Historically, water tech has struggled to attract VC funding. In 2021, water startups raised an estimated $470M, just 1% of the $57B of climatetech VC & PE funding that year. The critical challenge in water is that its price doesn’t reflect its value or even its cost. Even for municipal water systems, “Full-cost charging for water services is the exception rather than the rule” (UN, 2022). According to the World Bank (2019), globally excluding China and India, water and sanitation subsidies amount to $320 billion a year, covering infrastructure costs but also operating expenditures.
But there are large and growing markets within water (overall market size estimated at ~$900B), as communities and countries become more and more water stressed, increasing water prices and driving regulation. For example:
- Prices: The water & wastewater bill for a typical US household has increased 43% over the last decade. In the UK, the typical water bill is set to increase 7.5% this year alone.
- Usage restrictions: For example, in 2021, semiconductor manufacturers in Taiwan saw their water supply cut by 15% due to drought, forcing them to rely on water trucks to limit impact on operations.
- PFAS regulation: The US EPA has proposed new rules that would designate two broadly used PFAS chemicals — PFOA and PFOS — as “hazardous substances,” introducing new disclosure requirements and potential clean-up liability for releases of PFOA, PFOS, and potentially other PFAS chemicals.
- Water reuse regulation: In San Francisco, new development projects of 100,000+ gross square feet are required to install and operate onsite water reuse systems, while in Austin, commercial developments that use reclaimed water can get as much as $500,000 in city funding.
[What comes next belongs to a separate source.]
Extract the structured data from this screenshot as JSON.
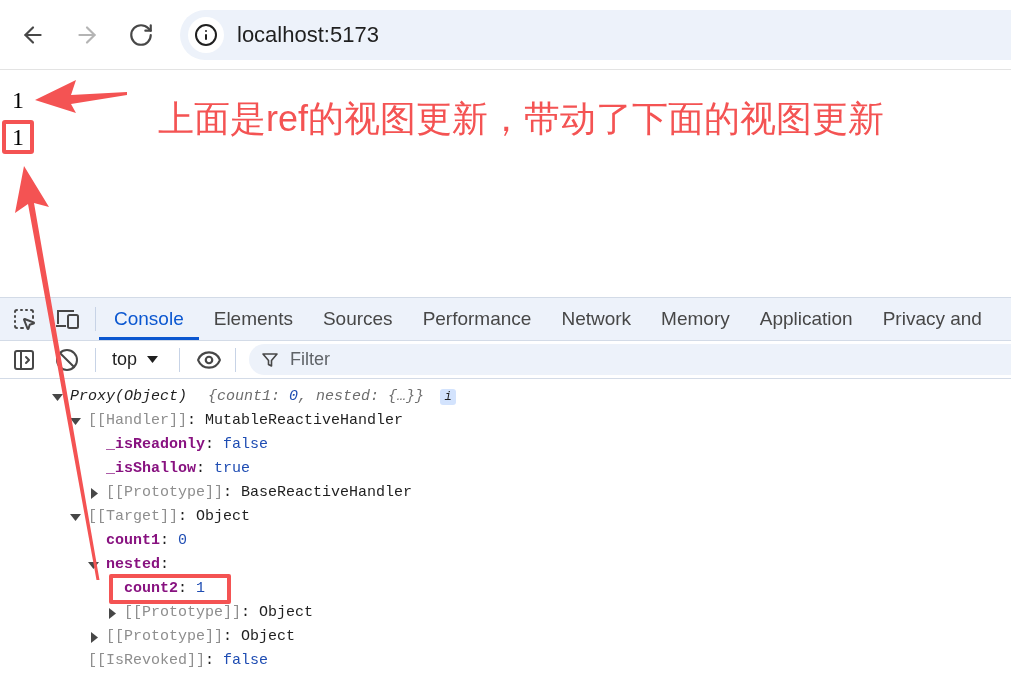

- Water leakage regulation: For example, in the UK, leakage is estimated at ~15–20%, and regulators are targeting a 50% reduction in leakage from 2017 / 2018 levels by 2050.
So why now for water tech? Ultimately, necessity is the mother of innovation. When water scarcity is so severe that communities are being shut off from water supplies entirely (see here), lawmakers are considering piping water 600 miles (~1,000 km) from the Pacific Ocean to Utah (see here), the largest reservoirs in the US are nearing dead pool levels where water levels are too low to flow downstream (see here), and so much more, there is opportunity for new technology to have both great impact and great commercial potential.
Here at 2150, we see water scarcity as one of the biggest challenges of our time, and we are passionate about supporting the innovators that are reimagining our relationship with water for a more sustainable future. If you want to learn with us or if you’re creating new solutions for water security, please reach out!
2150 is a venture capital firm investing in technology companies that seek to sustainably reimagine and reshape the urban environment. 2150’s investment thesis focuses on major unsolved problems across what it calls the ‘Urban Stack’, which comprises every element of the built environment, from the way our cities are designed, constructed and powered, to the way people live, work and are cared for. Find out more at www.2150.vc